June 2, 2010
The U.S. Department of Labor’s Mine Safety and Health Administration (MSHA) this week launched its annual roof fall prevention awareness program aimed at reducing the high number of roof falls that occur in the nation’s underground coal mines.
Statistics show that more accidents and injuries from roof falls occur during the summer months than at any other time of year. As temperatures rise, humidity and moisture increase underground, making it easier for a mine roof or rib to fall.
“Underground roof falls continue to be a leading cause of coal mining fatalities,” said Joseph A. Main, assistant secretary of labor for mine safety and health. “Miners and mine operators are urged to pay attention to roof conditions – not just in summer, but throughout the year.”

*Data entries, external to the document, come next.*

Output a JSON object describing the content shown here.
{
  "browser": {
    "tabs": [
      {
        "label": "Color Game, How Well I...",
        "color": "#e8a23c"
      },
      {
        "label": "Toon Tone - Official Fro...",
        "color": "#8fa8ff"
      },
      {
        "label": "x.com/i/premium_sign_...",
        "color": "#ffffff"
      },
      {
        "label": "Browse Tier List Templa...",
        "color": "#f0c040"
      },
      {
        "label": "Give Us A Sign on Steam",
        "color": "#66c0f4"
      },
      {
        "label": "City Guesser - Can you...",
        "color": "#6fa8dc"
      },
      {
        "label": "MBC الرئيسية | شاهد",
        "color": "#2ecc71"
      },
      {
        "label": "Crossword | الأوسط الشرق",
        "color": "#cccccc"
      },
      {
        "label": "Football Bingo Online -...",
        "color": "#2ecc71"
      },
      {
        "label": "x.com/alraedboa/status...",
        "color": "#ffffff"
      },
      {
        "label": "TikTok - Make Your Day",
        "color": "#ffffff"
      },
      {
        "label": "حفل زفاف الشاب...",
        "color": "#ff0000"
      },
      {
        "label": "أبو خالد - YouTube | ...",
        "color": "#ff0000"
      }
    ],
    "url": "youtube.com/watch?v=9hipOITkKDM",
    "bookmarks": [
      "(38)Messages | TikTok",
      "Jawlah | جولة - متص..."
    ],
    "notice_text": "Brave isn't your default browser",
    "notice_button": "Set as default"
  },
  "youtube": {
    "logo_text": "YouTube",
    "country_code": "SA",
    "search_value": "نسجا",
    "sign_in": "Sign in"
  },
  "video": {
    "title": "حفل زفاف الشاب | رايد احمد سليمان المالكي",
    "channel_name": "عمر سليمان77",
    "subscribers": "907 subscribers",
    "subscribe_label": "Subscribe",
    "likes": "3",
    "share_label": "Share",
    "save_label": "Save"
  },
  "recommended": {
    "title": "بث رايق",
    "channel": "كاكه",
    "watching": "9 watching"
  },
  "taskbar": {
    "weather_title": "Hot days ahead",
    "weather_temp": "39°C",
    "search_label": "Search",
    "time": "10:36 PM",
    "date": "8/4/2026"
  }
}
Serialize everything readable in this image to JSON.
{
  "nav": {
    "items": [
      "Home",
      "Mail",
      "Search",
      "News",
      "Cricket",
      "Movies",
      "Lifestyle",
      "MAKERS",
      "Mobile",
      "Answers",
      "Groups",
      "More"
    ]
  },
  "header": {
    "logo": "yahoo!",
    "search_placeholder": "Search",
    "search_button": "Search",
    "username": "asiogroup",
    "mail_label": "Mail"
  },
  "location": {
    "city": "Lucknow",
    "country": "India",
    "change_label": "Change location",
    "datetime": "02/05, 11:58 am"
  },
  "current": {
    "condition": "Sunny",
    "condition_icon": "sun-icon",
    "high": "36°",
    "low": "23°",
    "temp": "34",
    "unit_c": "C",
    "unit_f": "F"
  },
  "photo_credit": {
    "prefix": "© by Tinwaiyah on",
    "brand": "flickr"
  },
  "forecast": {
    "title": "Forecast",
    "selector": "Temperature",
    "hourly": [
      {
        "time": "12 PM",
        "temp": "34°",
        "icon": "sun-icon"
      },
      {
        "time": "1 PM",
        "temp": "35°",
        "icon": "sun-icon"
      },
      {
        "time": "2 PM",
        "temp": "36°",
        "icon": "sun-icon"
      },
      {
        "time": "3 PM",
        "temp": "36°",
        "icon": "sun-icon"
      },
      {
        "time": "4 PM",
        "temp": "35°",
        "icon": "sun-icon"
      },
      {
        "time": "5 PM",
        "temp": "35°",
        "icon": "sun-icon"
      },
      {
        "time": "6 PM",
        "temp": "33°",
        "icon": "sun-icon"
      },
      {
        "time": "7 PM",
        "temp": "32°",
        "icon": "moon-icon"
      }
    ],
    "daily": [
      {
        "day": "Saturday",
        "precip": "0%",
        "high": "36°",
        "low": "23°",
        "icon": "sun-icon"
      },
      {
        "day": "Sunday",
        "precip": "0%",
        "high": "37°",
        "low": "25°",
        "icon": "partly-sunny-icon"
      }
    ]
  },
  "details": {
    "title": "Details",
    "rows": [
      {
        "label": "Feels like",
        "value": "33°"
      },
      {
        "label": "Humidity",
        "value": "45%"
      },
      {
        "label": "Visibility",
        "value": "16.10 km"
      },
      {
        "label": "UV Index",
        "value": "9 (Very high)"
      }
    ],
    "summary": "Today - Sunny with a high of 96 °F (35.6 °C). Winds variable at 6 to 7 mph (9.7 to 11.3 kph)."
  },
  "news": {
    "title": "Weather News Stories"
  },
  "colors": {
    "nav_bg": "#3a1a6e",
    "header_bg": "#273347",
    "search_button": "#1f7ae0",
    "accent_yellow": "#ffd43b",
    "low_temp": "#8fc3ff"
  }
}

Since 2000, there have been 69 coal mining fatalities attributed to “fall of roof or back and fall of face/rib/pillar/side/highwall.” During the agency’s Preventive Roof/Rib Outreach Program, also known as PROP, which runs through September, MSHA personnel will advise operators to examine roof that has weathered due to humid air; communicate immediately with miners when they observe adverse roof conditions; install supplemental support when conditions warrant; scale loose roof in the face area where miners work; and consistently follow the approved roof control plan for their mines.
Beginning this week, federal mine inspectors will distribute educational information including posters and hardhat stickers to remind the coal industry about potential hazards and suggested remedies. MSHA officials will speak directly to miners about the problems warmer weather causes for underground mines and present them with pertinent statistics about the increase in accidents during the warmer weather months.